Top of RECORDS PROVIDED
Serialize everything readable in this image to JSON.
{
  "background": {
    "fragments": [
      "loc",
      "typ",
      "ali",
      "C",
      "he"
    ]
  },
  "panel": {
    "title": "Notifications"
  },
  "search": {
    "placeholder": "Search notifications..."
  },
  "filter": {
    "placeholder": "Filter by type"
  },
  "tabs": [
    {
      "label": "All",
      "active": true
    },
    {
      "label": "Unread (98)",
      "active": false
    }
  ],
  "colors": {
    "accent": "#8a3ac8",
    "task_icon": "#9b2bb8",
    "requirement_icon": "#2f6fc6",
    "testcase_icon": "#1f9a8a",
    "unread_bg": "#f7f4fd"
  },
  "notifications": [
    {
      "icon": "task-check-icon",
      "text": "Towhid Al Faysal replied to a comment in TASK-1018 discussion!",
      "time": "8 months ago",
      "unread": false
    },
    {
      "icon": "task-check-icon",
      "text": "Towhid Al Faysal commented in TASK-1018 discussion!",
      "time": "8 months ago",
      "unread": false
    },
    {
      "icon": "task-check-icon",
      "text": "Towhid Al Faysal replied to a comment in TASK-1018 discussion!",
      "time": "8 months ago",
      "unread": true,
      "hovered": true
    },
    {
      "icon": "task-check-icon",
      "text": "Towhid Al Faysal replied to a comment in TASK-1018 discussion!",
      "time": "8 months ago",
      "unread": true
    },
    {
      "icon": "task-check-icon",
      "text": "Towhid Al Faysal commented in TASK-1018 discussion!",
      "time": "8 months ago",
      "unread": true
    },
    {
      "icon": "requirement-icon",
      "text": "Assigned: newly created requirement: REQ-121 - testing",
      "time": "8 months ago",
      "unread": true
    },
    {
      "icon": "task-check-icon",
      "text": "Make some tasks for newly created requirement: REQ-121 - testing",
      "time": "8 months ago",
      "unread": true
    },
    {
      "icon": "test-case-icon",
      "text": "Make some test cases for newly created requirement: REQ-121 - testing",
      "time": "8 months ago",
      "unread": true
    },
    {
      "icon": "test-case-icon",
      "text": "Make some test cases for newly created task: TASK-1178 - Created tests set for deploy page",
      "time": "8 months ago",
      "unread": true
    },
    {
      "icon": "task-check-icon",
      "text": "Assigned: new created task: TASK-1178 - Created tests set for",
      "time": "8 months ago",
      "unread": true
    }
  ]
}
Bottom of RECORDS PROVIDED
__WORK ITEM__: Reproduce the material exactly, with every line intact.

__OUTPUT__:
Serialize everything readable in this image to JSON.
{
  "background": {
    "fragments": [
      "loc",
      "typ",
      "ali",
      "C",
      "he"
    ]
  },
  "panel": {
    "title": "Notifications"
  },
  "search": {
    "placeholder": "Search notifications..."
  },
  "filter": {
    "placeholder": "Filter by type"
  },
  "tabs": [
    {
      "label": "All",
      "active": true
    },
    {
      "label": "Unread (98)",
      "active": false
    }
  ],
  "colors": {
    "accent": "#8a3ac8",
    "task_icon": "#9b2bb8",
    "requirement_icon": "#2f6fc6",
    "testcase_icon": "#1f9a8a",
    "unread_bg": "#f7f4fd"
  },
  "notifications": [
    {
      "icon": "task-check-icon",
      "text": "Towhid Al Faysal replied to a comment in TASK-1018 discussion!",
      "time": "8 months ago",
      "unread": false
    },
    {
      "icon": "task-check-icon",
      "text": "Towhid Al Faysal commented in TASK-1018 discussion!",
      "time": "8 months ago",
      "unread": false
    },
    {
      "icon": "task-check-icon",
      "text": "Towhid Al Faysal replied to a comment in TASK-1018 discussion!",
      "time": "8 months ago",
      "unread": true,
      "hovered": true
    },
    {
      "icon": "task-check-icon",
      "text": "Towhid Al Faysal replied to a comment in TASK-1018 discussion!",
      "time": "8 months ago",
      "unread": true
    },
    {
      "icon": "task-check-icon",
      "text": "Towhid Al Faysal commented in TASK-1018 discussion!",
      "time": "8 months ago",
      "unread": true
    },
    {
      "icon": "requirement-icon",
      "text": "Assigned: newly created requirement: REQ-121 - testing",
      "time": "8 months ago",
      "unread": true
    },
    {
      "icon": "task-check-icon",
      "text": "Make some tasks for newly created requirement: REQ-121 - testing",
      "time": "8 months ago",
      "unread": true
    },
    {
      "icon": "test-case-icon",
      "text": "Make some test cases for newly created requirement: REQ-121 - testing",
      "time": "8 months ago",
      "unread": true
    },
    {
      "icon": "test-case-icon",
      "text": "Make some test cases for newly created task: TASK-1178 - Created tests set for deploy page",
      "time": "8 months ago",
      "unread": true
    },
    {
      "icon": "task-check-icon",
      "text": "Assigned: new created task: TASK-1178 - Created tests set for",
      "time": "8 months ago",
      "unread": true
    }
  ]
}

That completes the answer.